Fernando Grande-Marlaska, the Spanish interior minister, said the groups were targeting anyone who was “different”.
“Within these groups, the objective is being different due to a personal or social condition, such as race, ethnicity, ideology, religion, sexual orientation, gender identity. Yes it is taking place, yes it is being taken into account,” he told Cadena Ser radio station on Wednesday.
Police in Madrid are investigating the attack on a 20-year-old man in central Madrid on Sunday in which eight men forced their way into the victim’s home, held him down at knifepoint and cut his lip and carved out the homophobic slur on one of his buttocks.
The assault comes two months after the murder of Samuel Luiz, 24-year-old gay man, in the city of A Coruña in northwestern Spain.
The killing prompted a wave of protests across the country and calls for action to tackle hate speech and give better protection to LGBT+ people.
Spain has seen a more than nine per cent increase in hate crimes, including those related to sexual orientation, in the first six months of 2021, according to government figures, compared with the same period in 2019.
This year there were 748 reports of hate crimes up to July 31, compared with 610 in 2019 but research has shown in 89 per cent of cases, victims do not report attacks.
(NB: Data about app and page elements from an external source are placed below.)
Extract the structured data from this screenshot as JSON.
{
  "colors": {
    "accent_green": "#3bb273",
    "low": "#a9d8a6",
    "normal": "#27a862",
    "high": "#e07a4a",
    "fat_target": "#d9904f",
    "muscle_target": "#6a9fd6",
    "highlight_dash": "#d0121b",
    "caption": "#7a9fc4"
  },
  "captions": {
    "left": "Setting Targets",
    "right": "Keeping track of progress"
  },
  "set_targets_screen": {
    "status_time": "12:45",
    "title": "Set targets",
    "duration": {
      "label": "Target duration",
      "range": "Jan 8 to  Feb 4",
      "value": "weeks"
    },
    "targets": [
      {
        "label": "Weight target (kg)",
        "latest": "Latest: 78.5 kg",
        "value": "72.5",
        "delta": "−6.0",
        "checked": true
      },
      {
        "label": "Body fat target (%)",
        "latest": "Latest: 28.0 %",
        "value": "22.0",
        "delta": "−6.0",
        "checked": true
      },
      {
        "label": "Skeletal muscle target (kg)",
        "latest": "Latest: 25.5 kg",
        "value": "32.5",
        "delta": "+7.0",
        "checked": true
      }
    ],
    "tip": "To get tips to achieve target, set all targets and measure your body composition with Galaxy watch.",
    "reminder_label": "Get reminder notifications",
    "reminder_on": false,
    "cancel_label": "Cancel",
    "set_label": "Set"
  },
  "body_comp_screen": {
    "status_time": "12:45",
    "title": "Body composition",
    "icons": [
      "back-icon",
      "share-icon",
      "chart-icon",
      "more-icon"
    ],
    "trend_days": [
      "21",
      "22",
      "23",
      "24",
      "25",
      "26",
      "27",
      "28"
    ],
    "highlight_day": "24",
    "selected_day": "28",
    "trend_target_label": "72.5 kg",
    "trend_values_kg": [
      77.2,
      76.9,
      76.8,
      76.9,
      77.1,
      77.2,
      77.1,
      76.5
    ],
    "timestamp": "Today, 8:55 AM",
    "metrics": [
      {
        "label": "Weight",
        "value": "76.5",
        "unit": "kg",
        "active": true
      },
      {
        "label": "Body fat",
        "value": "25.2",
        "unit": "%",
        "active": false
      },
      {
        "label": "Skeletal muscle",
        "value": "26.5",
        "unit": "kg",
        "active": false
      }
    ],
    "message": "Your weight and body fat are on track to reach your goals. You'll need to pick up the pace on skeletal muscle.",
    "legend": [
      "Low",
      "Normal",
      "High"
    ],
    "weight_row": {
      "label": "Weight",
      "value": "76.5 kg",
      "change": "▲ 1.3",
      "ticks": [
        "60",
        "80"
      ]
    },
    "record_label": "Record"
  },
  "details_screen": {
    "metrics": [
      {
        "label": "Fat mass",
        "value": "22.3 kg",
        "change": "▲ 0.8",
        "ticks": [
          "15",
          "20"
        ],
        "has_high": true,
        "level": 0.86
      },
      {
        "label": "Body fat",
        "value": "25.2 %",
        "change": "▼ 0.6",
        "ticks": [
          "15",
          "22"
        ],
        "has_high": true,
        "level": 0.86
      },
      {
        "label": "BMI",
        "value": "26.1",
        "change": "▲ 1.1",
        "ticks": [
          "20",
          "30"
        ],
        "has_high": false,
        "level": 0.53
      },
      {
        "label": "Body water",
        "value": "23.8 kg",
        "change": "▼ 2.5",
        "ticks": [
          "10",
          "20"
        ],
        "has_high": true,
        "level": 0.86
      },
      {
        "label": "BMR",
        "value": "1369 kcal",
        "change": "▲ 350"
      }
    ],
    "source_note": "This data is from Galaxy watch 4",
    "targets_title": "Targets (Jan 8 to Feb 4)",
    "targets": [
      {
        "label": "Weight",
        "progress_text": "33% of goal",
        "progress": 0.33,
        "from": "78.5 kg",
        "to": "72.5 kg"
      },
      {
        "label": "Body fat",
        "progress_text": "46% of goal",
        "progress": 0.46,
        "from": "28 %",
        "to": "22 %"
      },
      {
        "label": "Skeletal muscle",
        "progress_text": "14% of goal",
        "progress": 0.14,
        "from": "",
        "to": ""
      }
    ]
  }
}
Data was not available for 2020 because of the pandemic.
Spanish prime minister Pedro Sánchez will chair an anti-hate crimes commission on Friday to analyse the recent spate of homophobic attacks.
LGBTI groups have organised demonstrations in Madrid on Saturday to protest the recent assaults and call for more protection for gay and trans people.
Laia Serra, a human rights lawyer, said she believed the combination of LGBTI groups gaining a higher public profile and the recent rise of far-right organisations were responsible for a backlash against homosexuals.
All political parties condemned the latest attack in Madrid.
However, the far-right Vox party, which has 52 MPs and is the third largest force in parliament, has in the past opposed institutional declarations of support for the LGBTI community by regional authorities.
A YouGov survey published last month found that Spain showed one of the most liberal attitudes towards homosexuality people among eight developed countries.
Some 91 per cent of Spaniards said they would support a member of their family if they came out, compared with 85 per cent in the UK.
Boti García Rodrigo, the Spanish government’s director of sexual diversity and LGBTI rights, said despite a general attitude of respect towards gay and trans people there was a minority which were radically opposed to this community.
“Many studies show us that there remains a minority in society, which is young men, who do not only not accept or respect sexual diversity but are very much against this and respond with aggressiveness,” she said.